**EXERCISE DETAILS:** Within this material, how many lines include the word "data"? Answer with a number and nothing more.

**PROVIDED RECORDS:**
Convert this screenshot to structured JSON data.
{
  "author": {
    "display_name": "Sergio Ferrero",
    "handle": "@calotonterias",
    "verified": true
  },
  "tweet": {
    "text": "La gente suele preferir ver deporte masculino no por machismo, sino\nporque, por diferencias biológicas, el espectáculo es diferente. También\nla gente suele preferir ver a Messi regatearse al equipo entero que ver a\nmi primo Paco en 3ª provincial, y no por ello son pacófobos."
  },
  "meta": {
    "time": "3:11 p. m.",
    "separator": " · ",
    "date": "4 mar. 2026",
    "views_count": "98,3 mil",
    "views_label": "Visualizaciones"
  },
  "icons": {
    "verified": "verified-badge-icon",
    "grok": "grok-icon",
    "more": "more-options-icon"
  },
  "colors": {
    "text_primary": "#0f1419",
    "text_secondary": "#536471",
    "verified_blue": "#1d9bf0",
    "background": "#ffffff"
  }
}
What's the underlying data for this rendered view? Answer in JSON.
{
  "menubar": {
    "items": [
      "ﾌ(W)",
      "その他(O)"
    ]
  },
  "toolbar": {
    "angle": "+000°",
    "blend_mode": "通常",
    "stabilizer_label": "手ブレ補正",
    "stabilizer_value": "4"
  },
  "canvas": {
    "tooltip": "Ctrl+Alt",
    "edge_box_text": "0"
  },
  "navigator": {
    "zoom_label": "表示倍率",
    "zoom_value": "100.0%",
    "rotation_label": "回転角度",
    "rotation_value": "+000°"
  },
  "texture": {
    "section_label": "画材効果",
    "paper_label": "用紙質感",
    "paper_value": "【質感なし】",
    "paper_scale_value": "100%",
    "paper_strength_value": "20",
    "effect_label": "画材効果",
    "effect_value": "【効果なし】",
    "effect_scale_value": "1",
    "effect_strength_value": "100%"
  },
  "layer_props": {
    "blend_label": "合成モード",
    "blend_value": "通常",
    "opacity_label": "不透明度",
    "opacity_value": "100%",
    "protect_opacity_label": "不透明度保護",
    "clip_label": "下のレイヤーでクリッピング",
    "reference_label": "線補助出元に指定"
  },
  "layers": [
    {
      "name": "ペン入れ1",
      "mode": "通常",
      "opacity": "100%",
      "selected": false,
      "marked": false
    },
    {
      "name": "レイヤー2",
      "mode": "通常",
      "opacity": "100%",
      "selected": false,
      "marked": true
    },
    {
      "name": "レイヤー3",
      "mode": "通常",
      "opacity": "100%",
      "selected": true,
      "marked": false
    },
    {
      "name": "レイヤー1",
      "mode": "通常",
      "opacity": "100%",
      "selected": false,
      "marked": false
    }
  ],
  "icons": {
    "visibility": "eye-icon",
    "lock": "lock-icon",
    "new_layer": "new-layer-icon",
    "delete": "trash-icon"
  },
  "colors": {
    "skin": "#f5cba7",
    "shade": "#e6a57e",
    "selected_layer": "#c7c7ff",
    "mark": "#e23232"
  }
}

**WRITTEN RESPONSE:** 2